Too often, it seems the quote gets used in a way where “everyone's responsibility” means the workers only. If only people would try harder and be more careful. Nope, that's not enough.
Yes, workers have a role to play in process improvement. The board and executives can't fix quality alone. Neither can the workers fix quality alone… nor is “process improvement” the only way to improve quality.
As Deming said:
“The intent of quality is dictated by top management. Quality can not be better than the intent.”
Deming, W. Edwards; Orsini, Joyce (edited by); Deming Cahill, Diana (edited by). The Essential Deming: Leadership Principles from the Father of Quality (p. 203). McGraw-Hill Education. Kindle Edition.
He also said:
“I should estimate that in my experience most troubles and most possibilities for improvement add up to the proportions something like this:
94% belongs to the system (responsibility of management)
Deming wrote, in Out of the Crisis:
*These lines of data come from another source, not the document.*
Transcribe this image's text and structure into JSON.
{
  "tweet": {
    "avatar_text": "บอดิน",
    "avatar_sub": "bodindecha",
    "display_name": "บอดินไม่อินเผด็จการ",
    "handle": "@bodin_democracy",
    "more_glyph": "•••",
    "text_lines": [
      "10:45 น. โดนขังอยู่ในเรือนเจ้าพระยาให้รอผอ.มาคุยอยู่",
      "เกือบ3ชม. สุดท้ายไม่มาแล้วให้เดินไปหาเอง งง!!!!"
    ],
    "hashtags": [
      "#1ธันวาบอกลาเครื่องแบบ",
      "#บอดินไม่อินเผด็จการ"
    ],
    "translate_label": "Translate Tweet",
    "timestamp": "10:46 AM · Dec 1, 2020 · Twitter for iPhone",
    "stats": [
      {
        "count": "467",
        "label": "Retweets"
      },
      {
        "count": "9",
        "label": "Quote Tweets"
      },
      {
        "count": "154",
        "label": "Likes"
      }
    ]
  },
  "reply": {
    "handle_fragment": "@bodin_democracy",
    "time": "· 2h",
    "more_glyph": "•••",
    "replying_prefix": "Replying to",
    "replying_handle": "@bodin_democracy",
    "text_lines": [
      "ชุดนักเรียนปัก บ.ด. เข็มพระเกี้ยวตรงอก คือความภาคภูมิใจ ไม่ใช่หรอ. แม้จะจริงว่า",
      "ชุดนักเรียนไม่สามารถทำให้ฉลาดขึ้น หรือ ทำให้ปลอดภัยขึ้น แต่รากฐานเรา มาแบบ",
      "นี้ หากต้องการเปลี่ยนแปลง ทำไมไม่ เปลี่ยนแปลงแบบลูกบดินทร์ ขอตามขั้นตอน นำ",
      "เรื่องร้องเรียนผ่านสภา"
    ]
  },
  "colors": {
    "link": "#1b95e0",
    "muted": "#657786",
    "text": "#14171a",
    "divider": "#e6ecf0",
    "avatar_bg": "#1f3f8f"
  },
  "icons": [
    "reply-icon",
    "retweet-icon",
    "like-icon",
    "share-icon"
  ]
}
“Another roadblock is management's supposition that the production workers are responsible for all trouble: that there would be no problems in production if only the production workers would do their jobs in the way that they know to be right. Man's natural reaction to trouble of any kind in the production line is to blame the operators. Instead, in my experience, most problems in production have their origin in common causes, which only management can reduce or remove.”
Deming, W. Edwards. Out of the Crisis (MIT Press) (p. 402). The MIT Press. Kindle Edition.
John Hunter wrote about this on the Deming Institute blog:
“Complex systems have many leverage points and can be influenced in many ways. It is unreasonable to have a broken management system and blame those working within it for the naturally poor results than such a system creates. And executives have more authority and thus more responsibility for creating a good management system that is continually improving. But such a management system requires that everyone in the organization is contributing.”
It takes far more than posters. Remove the posters. Substitute leadership, as Deming said.